Lena Larson, Plaintiff, )
vs. ) Notice.
John (!us Larson, Defendant.
John Cos Larson wil! take notice
that on the oid day of November,
A. 1. llU'i. Lena Larson, plaintiff here
in, tiled her petition in the District
Court of Cass county, Nebraska,
auainst said defendant, the object and
prayer of which are to secure a di
vorce from def n'edant, and the custody
and control of John Larson and Ku
frene l.irson, 'children of plaintiff and
defendant. (Irounds for divorce alleged
in said petition are: Extreme cruelty,
lack of support for herself and chil
dren and habitual drunkenness.
You are reriuired to answer said peti
tion on or before the 13th day of July, ,
A. P. 1917. !
Fated June 8th, 1917.
LENA LA F SON. Flaintiff.
Hy C. A. 11AWLS, Attorney.
P-ll Itsw j
American flags, from 5c up, at the
Journal office.
Some native dimension lumber for
sale. Inquire of John Ilobson, Platts
mouth.' 5-31
Insure your crops against hail Ioss-I
es with a good responsible Insurance
Company. Lower rates on fire, light
ning and tornado insurance of all
kinds. Phone -440-W. James Dvorak
6-7-4 tvily!
scheme of attractive excursion fares ia
Canada, New England and the Atlantic
Summer region, nearbv Nrhrjict-a J
with the finest train service. Beautil
night. Colorado this Summer i ;J
visit Estes, Yellowstone and Glacier on one ticke
fcr a sweeping scenic circuit of the East slope o

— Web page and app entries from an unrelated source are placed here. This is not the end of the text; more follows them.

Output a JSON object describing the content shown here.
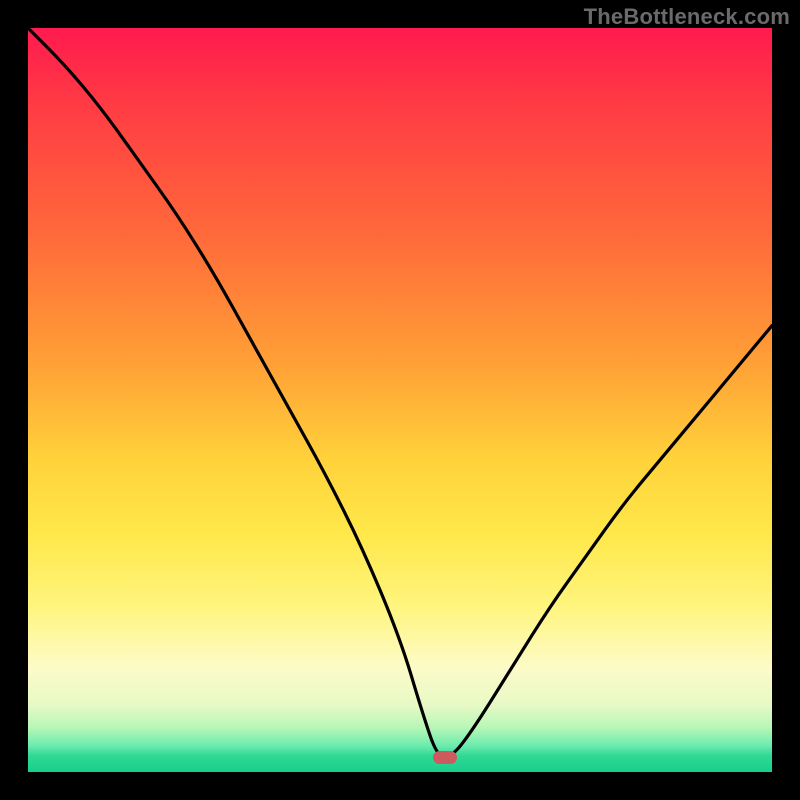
{
  "watermark": "TheBottleneck.com",
  "colors": {
    "background": "#000000",
    "curve": "#000000",
    "marker": "#cc5a5e",
    "gradient_top": "#ff1a4f",
    "gradient_bottom": "#17cf8a"
  },
  "chart_data": {
    "type": "line",
    "title": "",
    "xlabel": "",
    "ylabel": "",
    "xlim": [
      0,
      100
    ],
    "ylim": [
      0,
      100
    ],
    "marker": {
      "x": 56,
      "y": 2
    },
    "x": [
      0,
      5,
      10,
      15,
      20,
      25,
      30,
      35,
      40,
      45,
      50,
      53,
      55,
      57,
      60,
      65,
      70,
      75,
      80,
      85,
      90,
      95,
      100
    ],
    "values": [
      100,
      95,
      89,
      82,
      75,
      67,
      58,
      49,
      40,
      30,
      18,
      8,
      2,
      2,
      6,
      14,
      22,
      29,
      36,
      42,
      48,
      54,
      60
    ],
    "note": "Ticks and numeric axis labels are not shown in the image; x and y are normalized 0-100 positions read from the plot area. The curve descends steeply from top-left, reaches ~0 near x≈55-57 (marker), then rises with a gentler convex curve toward the right edge reaching ~60% height."
  }
}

the Continental Divide. Write us; ask for liters
ture; let us help you.
R. W. CLEMENT, Ticket Ao.n
L. W. WAKELEY, General Pas.cng,r Agent,